Teachable Moments: How smart club selection helped Harris English win in the wind
Welcome to Teachable Moments, GOLF’s new weekly instruction column that will help you improve your game through the excellence and expertise of the Tour stars of the week. Class is now in session.
Unless you’re playing golf on a simulator, you’re going to have to face the challenges that the weather presents. There are those rare days when the weather is pristine and all you have to worry about is hitting your number, but those are few and far between. There are many challenges that the weather can throw your way on the course, but the most common is wind.
Wind can turn even the simplest swings into shots you have to be crisp with in your execution. It can even affect putts, too. But just because the wind is yet another obstacle in this game of endless challenges doesn’t mean you need to fret. There are strategies you can employ to command your ball even on the windiest days.

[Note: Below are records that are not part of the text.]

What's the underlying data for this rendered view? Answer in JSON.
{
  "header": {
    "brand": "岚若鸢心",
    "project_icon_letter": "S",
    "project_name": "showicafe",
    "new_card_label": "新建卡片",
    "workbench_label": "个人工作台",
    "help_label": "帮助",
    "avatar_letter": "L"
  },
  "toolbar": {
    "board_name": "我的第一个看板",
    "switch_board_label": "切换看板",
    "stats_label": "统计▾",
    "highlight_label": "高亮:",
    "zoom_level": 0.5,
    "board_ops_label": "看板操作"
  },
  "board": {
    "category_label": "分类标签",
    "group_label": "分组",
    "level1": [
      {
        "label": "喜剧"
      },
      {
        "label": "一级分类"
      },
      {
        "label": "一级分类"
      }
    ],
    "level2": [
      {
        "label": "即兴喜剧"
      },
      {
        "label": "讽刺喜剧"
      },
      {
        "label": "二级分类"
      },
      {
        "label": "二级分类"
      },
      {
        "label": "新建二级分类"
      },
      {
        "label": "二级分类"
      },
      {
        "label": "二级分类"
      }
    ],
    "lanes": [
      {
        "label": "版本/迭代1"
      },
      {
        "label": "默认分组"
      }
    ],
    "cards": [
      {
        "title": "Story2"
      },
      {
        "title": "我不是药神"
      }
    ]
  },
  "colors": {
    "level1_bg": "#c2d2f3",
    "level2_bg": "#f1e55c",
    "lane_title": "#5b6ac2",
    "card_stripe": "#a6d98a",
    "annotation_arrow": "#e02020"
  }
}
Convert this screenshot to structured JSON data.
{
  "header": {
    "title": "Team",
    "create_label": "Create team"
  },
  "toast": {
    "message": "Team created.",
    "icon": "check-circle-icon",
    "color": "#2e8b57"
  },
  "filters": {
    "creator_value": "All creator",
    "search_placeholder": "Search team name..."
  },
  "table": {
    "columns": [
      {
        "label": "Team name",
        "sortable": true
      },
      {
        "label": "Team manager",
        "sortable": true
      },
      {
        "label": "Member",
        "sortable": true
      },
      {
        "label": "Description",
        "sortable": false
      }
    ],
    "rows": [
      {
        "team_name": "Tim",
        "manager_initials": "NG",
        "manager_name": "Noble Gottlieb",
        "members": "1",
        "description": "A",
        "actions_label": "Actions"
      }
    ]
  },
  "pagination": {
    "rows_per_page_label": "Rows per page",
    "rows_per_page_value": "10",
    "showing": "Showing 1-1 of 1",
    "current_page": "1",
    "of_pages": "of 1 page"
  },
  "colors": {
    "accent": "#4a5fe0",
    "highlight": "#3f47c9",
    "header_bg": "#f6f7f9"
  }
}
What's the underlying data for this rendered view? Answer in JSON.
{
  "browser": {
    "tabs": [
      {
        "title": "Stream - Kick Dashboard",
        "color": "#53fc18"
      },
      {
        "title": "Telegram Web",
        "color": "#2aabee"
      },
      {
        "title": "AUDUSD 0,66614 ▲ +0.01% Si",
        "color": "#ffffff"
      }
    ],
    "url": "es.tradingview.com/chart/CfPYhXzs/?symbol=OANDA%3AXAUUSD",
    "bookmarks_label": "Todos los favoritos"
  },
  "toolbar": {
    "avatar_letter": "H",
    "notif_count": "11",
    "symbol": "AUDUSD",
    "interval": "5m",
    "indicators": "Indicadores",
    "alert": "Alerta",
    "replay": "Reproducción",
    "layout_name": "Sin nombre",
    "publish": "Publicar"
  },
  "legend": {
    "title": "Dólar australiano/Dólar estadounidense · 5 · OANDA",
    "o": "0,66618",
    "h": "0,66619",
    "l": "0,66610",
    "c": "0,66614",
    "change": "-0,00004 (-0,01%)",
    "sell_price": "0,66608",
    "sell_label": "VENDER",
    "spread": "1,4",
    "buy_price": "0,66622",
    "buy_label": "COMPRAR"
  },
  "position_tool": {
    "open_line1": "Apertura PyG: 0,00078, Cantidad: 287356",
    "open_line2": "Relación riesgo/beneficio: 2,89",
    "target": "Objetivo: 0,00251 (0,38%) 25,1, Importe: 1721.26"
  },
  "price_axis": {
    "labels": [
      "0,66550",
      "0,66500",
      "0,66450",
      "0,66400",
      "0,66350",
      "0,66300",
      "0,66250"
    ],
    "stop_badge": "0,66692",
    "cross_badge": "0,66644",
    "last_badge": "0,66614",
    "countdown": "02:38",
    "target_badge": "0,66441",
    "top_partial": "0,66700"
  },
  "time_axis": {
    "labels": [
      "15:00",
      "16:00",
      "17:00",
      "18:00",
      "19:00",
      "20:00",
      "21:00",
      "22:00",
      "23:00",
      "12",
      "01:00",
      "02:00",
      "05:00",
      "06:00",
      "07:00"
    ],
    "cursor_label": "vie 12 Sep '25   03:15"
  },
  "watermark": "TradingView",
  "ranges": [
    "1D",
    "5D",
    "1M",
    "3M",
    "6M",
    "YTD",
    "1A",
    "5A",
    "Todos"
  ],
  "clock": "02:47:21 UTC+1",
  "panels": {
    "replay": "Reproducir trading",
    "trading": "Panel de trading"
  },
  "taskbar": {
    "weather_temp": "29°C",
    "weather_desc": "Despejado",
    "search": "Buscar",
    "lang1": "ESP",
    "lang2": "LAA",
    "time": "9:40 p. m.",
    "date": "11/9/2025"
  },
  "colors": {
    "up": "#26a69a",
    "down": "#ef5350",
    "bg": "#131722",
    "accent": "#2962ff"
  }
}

All of our market picks are independently selected and curated by the editorial team. If you buy a linked product, GOLF.COM may earn a fee. Pricing may vary.
PGA Tour players typically play in favorable conditions, but even they find themselves hitting into the fan every once in a while. January’s Hawaii swing is a perfect example of this. The weather might be sunny and warm, but the winds of the Pacific make the conditions far from perfect.
Throughout last week at the Sentry Tournament of Champions, players had to contend with gusts up to 25 mph. Sunday’s conditions were an embodiment of that ethos as a steady breeze blew across the course, with gusts coming up in spurts. In fact, the wind played a pivotal role in a defining shot for champion Harris English’s run to the title.
Facing a 141-yard shot into a stiff breeze on the par-4 13th, English made the shot look easy as he stuffed his approach within two feet of the cup. But the shot was anything but simple with a strong wind in his face.
The conventional wisdom in the wind is “when it’s breezy, swing easy,” and he did just that. Instead of swinging with all his might to power the ball through the wind, English instead clubbed up and took something off the shot.
“My full 8-iron goes about 170, so I was trying to hit it about 160 thinking the wind was going to hit it probably 15, 20 yards, and it did,” English said. “The wind was really whipping in our face and I think I had 141 yards, so I just hit a little easy 8-iron.”
Hitting into the wind is a scary proposition for amateurs, and most make it worse by trying to do too much with the shot. Logic says that we need to swing harder into the wind to make it go farther, but that will only hurt you. That added muster trying to power the ball through the breeze will result in added spin and, with it, less control of the shot.
Instead, be like English and club up with an easy swing. The ball will come out with less spin and be much easier to control. If you can control your ball in the wind, you’ll be a step ahead of all of your competitors.